(Data records)

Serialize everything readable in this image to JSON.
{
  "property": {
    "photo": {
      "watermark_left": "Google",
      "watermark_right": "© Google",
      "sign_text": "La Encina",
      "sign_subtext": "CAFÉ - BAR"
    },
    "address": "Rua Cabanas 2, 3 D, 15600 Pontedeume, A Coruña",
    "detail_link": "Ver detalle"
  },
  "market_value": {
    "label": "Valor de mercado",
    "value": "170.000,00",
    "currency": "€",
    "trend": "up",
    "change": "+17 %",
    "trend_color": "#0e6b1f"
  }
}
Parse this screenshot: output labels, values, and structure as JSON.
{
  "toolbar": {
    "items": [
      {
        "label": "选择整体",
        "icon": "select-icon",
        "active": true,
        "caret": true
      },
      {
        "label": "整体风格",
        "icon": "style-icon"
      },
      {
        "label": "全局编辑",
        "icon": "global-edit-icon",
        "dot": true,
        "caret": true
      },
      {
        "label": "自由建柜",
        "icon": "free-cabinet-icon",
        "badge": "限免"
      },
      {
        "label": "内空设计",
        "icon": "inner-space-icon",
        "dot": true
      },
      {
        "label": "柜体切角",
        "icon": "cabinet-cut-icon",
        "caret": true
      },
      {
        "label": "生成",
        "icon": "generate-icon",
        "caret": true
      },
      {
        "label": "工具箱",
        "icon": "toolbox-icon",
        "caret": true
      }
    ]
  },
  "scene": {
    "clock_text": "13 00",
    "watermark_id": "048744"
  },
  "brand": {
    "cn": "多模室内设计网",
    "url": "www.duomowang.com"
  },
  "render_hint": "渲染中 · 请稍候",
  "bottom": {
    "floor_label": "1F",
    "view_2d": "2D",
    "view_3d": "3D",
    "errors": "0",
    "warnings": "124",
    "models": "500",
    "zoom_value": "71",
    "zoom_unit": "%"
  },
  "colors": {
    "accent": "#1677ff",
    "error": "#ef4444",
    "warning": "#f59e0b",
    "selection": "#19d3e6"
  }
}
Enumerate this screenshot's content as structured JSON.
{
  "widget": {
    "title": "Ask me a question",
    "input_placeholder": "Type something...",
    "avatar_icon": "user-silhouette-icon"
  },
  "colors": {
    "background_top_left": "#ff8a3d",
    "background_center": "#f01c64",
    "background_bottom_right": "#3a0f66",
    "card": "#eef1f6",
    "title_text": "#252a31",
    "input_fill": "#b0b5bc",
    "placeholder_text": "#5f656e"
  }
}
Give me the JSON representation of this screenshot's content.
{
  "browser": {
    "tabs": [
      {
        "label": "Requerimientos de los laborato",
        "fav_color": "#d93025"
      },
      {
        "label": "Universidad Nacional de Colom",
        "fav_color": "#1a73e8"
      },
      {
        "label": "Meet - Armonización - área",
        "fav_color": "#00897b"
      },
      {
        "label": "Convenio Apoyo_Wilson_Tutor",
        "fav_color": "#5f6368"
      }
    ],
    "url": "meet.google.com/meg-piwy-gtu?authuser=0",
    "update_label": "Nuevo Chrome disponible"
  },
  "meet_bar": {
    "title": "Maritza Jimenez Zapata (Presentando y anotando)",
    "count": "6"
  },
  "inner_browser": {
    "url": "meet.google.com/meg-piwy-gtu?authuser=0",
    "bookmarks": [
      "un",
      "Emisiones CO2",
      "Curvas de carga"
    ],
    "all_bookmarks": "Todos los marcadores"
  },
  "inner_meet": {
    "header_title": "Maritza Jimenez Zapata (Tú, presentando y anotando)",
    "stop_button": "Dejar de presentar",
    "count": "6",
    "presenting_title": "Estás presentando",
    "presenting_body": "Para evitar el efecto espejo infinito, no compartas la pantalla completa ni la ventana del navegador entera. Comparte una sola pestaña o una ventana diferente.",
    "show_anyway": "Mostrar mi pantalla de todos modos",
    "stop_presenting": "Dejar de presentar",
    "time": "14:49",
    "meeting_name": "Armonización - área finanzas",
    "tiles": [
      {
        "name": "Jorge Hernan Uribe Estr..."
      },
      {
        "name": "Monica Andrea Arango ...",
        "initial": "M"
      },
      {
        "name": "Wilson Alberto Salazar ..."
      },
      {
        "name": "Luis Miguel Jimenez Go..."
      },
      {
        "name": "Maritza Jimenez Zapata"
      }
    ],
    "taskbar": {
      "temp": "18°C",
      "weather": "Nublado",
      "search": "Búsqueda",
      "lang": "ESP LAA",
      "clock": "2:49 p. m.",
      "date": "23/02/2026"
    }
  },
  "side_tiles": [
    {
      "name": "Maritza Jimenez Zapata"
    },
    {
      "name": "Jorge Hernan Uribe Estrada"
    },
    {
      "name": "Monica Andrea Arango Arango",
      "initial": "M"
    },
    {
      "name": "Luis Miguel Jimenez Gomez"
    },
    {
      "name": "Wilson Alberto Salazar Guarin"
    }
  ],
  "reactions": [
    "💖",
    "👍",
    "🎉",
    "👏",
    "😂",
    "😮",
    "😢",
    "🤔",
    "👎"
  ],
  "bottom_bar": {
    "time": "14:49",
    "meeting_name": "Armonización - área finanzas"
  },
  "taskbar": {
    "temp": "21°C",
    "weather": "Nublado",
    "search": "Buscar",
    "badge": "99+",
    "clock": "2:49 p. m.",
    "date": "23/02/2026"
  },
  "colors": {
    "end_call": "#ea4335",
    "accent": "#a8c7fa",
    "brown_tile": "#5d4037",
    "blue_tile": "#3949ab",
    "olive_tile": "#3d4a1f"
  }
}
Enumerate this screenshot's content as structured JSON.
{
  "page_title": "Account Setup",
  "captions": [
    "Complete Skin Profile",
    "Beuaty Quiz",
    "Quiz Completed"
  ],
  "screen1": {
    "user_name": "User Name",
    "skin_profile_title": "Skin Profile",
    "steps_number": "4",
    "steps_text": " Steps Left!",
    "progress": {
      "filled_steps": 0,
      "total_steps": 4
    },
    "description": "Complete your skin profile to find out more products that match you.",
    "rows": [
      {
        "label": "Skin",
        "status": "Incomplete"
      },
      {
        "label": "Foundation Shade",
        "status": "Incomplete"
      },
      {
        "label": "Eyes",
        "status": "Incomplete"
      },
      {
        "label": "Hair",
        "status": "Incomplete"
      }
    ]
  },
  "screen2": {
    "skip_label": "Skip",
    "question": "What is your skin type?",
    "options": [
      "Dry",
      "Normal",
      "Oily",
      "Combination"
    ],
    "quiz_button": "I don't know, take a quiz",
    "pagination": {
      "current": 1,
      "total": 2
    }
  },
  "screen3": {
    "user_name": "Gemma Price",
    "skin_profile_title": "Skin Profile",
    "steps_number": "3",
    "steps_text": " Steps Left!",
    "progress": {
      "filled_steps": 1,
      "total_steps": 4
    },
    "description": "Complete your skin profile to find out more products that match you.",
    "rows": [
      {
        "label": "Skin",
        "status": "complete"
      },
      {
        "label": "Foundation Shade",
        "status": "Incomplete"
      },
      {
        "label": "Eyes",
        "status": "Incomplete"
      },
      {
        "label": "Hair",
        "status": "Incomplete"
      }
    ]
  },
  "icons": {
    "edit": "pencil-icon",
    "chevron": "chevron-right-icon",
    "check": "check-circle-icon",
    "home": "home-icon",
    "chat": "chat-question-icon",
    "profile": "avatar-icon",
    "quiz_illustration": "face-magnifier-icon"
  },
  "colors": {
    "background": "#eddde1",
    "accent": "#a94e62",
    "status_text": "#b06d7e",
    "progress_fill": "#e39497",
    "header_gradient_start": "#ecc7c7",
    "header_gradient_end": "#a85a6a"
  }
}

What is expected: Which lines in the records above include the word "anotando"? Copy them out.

Answer space:
    "title": "Maritza Jimenez Zapata (Presentando y anotando)",
    "header_title": "Maritza Jimenez Zapata (Tú, presentando y anotando)",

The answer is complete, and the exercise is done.